→ We kicked off the month with a guest post from etiquette expert R.M. Banks, on the subject of jukeboxes:
The soundest advice is to avoid the deep end of the pool – songs containing full-throated Scandinavian metal screaming, dischord intended to evoke mans inhumanity to man, treated piano, laxative basslines, children’s choirs, and so on. Jukebox songs ought to elicit a tapping of the foot, perhaps a gay whistle, but oughtn’t interfere with the conversation.
→ We spotted a nice bit of dialogue about beer in a 1960 episode of Hancock’s Half Hour.
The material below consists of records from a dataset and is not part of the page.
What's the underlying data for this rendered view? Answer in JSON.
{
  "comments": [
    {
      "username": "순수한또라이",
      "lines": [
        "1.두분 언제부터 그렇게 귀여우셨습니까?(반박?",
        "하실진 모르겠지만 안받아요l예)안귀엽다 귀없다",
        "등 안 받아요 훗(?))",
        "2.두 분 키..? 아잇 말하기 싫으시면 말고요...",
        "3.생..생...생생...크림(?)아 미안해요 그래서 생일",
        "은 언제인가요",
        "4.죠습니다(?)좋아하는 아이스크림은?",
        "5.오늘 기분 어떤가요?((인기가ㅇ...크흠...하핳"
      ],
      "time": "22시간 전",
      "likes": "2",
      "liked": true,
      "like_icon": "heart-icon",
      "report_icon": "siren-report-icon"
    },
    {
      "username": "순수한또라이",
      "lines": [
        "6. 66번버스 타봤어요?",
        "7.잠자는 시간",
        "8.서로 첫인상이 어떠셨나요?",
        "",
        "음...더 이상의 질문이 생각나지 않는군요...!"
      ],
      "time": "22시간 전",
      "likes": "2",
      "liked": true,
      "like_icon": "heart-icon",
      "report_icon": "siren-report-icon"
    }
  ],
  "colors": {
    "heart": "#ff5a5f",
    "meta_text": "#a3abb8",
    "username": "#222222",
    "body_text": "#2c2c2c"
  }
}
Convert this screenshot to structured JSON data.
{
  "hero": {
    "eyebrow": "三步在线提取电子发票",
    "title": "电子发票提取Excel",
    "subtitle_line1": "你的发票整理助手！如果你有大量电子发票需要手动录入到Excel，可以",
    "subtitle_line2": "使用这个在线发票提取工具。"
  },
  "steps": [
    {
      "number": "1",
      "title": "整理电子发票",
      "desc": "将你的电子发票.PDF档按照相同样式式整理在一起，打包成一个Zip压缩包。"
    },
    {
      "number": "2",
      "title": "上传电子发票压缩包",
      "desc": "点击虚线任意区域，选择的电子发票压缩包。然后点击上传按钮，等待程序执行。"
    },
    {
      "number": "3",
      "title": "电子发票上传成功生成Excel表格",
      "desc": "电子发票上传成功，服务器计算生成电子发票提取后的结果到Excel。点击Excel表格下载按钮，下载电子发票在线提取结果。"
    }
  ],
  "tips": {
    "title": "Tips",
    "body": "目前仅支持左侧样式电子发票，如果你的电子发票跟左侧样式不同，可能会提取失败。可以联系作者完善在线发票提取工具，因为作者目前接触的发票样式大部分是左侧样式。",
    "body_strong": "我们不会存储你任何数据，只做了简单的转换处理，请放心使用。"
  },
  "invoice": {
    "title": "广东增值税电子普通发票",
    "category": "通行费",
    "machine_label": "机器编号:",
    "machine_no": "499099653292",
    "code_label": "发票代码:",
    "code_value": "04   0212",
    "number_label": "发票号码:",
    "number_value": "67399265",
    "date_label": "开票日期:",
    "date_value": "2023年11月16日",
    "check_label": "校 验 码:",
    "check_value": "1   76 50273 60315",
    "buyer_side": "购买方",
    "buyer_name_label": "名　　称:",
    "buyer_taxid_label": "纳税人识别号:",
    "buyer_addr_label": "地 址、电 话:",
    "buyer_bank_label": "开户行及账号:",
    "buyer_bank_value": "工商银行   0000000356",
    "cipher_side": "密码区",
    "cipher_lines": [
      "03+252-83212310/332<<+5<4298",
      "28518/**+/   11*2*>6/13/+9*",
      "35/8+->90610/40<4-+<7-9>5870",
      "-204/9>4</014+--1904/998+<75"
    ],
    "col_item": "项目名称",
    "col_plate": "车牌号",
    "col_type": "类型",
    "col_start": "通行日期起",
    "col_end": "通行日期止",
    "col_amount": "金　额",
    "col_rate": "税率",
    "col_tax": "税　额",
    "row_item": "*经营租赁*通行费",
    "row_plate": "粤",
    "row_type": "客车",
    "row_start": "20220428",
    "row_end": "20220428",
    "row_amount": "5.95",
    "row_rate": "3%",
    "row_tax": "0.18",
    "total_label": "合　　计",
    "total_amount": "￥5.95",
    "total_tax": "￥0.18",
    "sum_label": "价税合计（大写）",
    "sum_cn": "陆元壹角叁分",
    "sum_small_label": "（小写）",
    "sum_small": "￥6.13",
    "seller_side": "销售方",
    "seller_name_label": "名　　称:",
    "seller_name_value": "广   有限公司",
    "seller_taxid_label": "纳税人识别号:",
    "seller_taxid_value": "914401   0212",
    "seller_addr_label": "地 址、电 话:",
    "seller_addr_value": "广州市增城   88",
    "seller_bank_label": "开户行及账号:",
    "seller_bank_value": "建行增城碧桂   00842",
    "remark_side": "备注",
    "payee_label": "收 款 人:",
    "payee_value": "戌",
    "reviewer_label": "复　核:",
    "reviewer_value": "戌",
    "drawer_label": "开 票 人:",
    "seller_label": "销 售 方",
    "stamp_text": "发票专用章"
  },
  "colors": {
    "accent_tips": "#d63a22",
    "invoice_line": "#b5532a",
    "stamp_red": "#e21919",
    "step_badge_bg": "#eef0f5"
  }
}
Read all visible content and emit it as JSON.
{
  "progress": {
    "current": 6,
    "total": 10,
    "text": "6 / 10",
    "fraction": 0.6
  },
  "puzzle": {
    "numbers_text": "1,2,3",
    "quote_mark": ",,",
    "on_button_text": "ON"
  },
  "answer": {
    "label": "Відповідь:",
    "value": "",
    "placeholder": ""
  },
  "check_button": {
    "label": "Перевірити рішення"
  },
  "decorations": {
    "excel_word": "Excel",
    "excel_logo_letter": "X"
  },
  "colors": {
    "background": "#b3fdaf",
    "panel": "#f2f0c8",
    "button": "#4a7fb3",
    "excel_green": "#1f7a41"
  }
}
→ The fourth and final beer suggested for us by Dina in round one of our ‘Magical Mystery Pour’ project was Wild Beer and Beavertown’s collaboration Blubus Maximus.
→ Where do ideas for new beers, beer styles and sub-styles come from? Direct inspiration, or something in the air?
→ Related to that post was a bit of a thought experiment: can we say most beers on the market today are really just takes on 19th century British pale ale? (Of course not but it was a fun idea to play with.)
→ Does craft beer tend to indulge the modern tendency towards endless childhood? And, if so, does it matter?
→ We reckon the first gambling machine in a pub might have arrived in 1907.
→ Can you help us with memories of gastropubs in the 1990s? (We’re still after responses to this.)
→ Surprising ourselves, we turned out a 2000-word unscheduled #BeeryLongreads entry on the subject of beer weeks in Britain. They’re newer than we thought, and they’re spreading.
→ It’s time to take down the barricades and let the odd old school bitter into the craft beer citadel. (Interesting to re-read this in the wake of CAMRA’s revitalisation project; Matt Curtis has written about the incident that prompted his original Tweet in more detail here.)
→ Via our newly acquired stash of John Smith’s brewery magazines from the late 1960s notes on, and pictures of, a Doncaster pub made of glass. (Martin, AKA Retired Martin, visited recently and shares some impressions here.)
→ Brendan from Leeds asked, ‘Which classic British beers might I have missed?’ and we did our best to answer. (Lots of suggestions from commenters, too.)